is immediately seen to be
zero because $\cos (11)$ is a constant.)
Now solve for ${\displaystyle{ \frac{d y}{d x} }}$:
\[
2 x y + x^2 \frac{d y}{d x}
= 15 (3x + y)^4 + 5 (3x + y)^4 \frac{d y}{d x}
\]
\[
[x^2 - 5 (3x + y)^4 ] \frac{d y}{d x} = 15 (3x + y)^4 - 2 x y
\]
\[
\frac{d y}{d x} = \frac{15 (3x + y)^4 - 2 x y}{x^2 - 5 (3x + y)^4}.
\]
This fraction can't be simplified.
\bigskip
For those who prefer the other notation, here it is written with
$y$ as an explicit function $y (x)$ of $x$.
Start with
\[
x^2 y (x) = [3 x + y (x)]^5 + \cos (11).
\]
Then differentiate with respect to $x$, just as before:
\[
2 x \cdot y (x) + x^2 y' (x)
= 5 [3 x + y (x)]^4 \frac{d}{dx} (3 x + y (x))
= 5 [3 x + y (x)]^4 ( 3 + y' (x) ).
\]
Now solve for $y' (x)$:
\[
2 x y (x) + x^2 y' (x) = 15 [3 x + y (x)]^4 + 5 [3 x + y (x)]^4 y' (x)
\]
\[
\big[ x^2 - 5 [3 x + y (x)]^4 \big] y' (x)
= 15 [3 x + y (x)]^4 - 2 x y (x)
\]
\[
y' (x) = \frac{15 [3 x + y (x)]^4 - 2 x y (x)}{x^2 - 5 [3 x + y (x)]^4}.

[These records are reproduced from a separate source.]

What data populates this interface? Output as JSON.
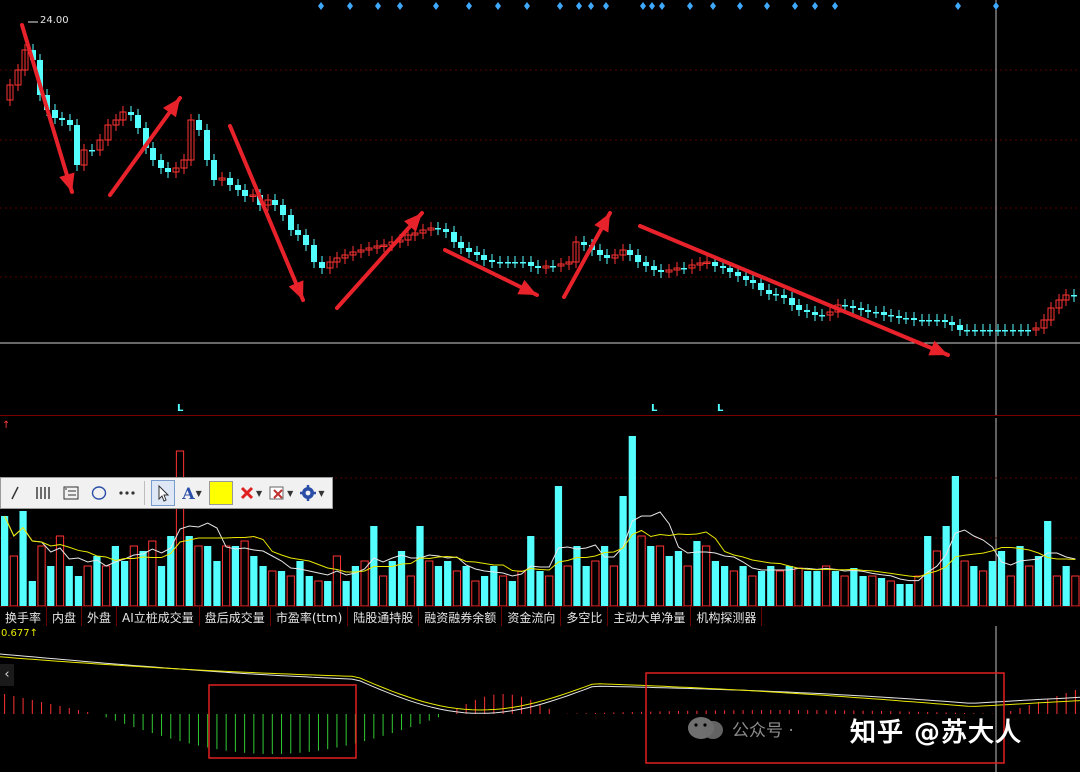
{
  "price_chart": {
    "high_label": "24.00",
    "signal_markers": [
      "L",
      "L",
      "L"
    ]
  },
  "volume_pane": {
    "label_suffix": "↑"
  },
  "macd_pane": {
    "value_label": "0.677↑",
    "left_symbol": "‹"
  },
  "tabs": [
    "换手率",
    "内盘",
    "外盘",
    "AI立桩成交量",
    "盘后成交量",
    "市盈率(ttm)",
    "陆股通持股",
    "融资融券余额",
    "资金流向",
    "多空比",
    "主动大单净量",
    "机构探测器"
  ],
  "toolbar": {
    "tools": [
      "line-tool-icon",
      "bars-tool-icon",
      "text-box-icon",
      "ellipse-icon",
      "more-icon",
      "pointer-icon",
      "font-icon",
      "color-swatch",
      "delete-icon",
      "mark-icon",
      "settings-icon"
    ],
    "font_label": "A",
    "swatch_color": "#ffff00"
  },
  "watermark": {
    "wechat": "公众号 ·",
    "zhihu": "知乎 @苏大人"
  },
  "colors": {
    "up": "#ff3232",
    "down": "#54ffff",
    "arrow": "#e8222a",
    "grid": "#5a0000",
    "ma_white": "#e6e6e6",
    "ma_yellow": "#e8e800",
    "crosshair": "#bfbfbf"
  }
}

\]
As before, this fraction can't be simplified.
\fi
\end{document}